START Information given

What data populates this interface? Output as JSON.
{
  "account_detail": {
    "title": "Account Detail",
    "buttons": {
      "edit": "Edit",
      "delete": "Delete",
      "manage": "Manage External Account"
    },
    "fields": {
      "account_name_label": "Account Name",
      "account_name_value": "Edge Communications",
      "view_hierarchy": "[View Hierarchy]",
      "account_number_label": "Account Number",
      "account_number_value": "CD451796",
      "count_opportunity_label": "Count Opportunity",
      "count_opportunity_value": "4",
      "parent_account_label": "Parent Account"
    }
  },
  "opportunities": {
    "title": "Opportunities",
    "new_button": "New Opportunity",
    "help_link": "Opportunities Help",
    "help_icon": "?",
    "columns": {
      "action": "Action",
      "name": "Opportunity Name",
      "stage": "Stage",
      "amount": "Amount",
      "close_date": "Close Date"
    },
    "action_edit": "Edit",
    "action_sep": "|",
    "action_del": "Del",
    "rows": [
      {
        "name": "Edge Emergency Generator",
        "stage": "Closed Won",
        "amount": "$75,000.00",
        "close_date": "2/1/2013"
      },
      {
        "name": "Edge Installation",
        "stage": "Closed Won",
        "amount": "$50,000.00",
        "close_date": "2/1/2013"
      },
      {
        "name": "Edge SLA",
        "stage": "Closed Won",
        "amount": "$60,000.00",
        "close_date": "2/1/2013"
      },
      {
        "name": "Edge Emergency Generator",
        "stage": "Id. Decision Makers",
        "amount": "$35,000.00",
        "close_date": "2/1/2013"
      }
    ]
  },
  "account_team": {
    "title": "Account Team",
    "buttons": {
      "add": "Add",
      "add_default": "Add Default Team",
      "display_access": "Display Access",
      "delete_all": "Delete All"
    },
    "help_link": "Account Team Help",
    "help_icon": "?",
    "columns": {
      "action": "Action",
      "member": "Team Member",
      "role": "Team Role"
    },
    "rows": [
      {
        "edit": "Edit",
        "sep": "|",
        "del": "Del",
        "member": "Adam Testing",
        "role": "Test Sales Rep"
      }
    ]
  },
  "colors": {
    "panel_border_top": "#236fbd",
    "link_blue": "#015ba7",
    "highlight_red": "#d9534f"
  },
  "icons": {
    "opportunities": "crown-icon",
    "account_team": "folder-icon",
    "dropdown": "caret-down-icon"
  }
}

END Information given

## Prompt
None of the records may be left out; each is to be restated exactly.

## Result of the task
What data populates this interface? Output as JSON.
{
  "account_detail": {
    "title": "Account Detail",
    "buttons": {
      "edit": "Edit",
      "delete": "Delete",
      "manage": "Manage External Account"
    },
    "fields": {
      "account_name_label": "Account Name",
      "account_name_value": "Edge Communications",
      "view_hierarchy": "[View Hierarchy]",
      "account_number_label": "Account Number",
      "account_number_value": "CD451796",
      "count_opportunity_label": "Count Opportunity",
      "count_opportunity_value": "4",
      "parent_account_label": "Parent Account"
    }
  },
  "opportunities": {
    "title": "Opportunities",
    "new_button": "New Opportunity",
    "help_link": "Opportunities Help",
    "help_icon": "?",
    "columns": {
      "action": "Action",
      "name": "Opportunity Name",
      "stage": "Stage",
      "amount": "Amount",
      "close_date": "Close Date"
    },
    "action_edit": "Edit",
    "action_sep": "|",
    "action_del": "Del",
    "rows": [
      {
        "name": "Edge Emergency Generator",
        "stage": "Closed Won",
        "amount": "$75,000.00",
        "close_date": "2/1/2013"
      },
      {
        "name": "Edge Installation",
        "stage": "Closed Won",
        "amount": "$50,000.00",
        "close_date": "2/1/2013"
      },
      {
        "name": "Edge SLA",
        "stage": "Closed Won",
        "amount": "$60,000.00",
        "close_date": "2/1/2013"
      },
      {
        "name": "Edge Emergency Generator",
        "stage": "Id. Decision Makers",
        "amount": "$35,000.00",
        "close_date": "2/1/2013"
      }
    ]
  },
  "account_team": {
    "title": "Account Team",
    "buttons": {
      "add": "Add",
      "add_default": "Add Default Team",
      "display_access": "Display Access",
      "delete_all": "Delete All"
    },
    "help_link": "Account Team Help",
    "help_icon": "?",
    "columns": {
      "action": "Action",
      "member": "Team Member",
      "role": "Team Role"
    },
    "rows": [
      {
        "edit": "Edit",
        "sep": "|",
        "del": "Del",
        "member": "Adam Testing",
        "role": "Test Sales Rep"
      }
    ]
  },
  "colors": {
    "panel_border_top": "#236fbd",
    "link_blue": "#015ba7",
    "highlight_red": "#d9534f"
  },
  "icons": {
    "opportunities": "crown-icon",
    "account_team": "folder-icon",
    "dropdown": "caret-down-icon"
  }
}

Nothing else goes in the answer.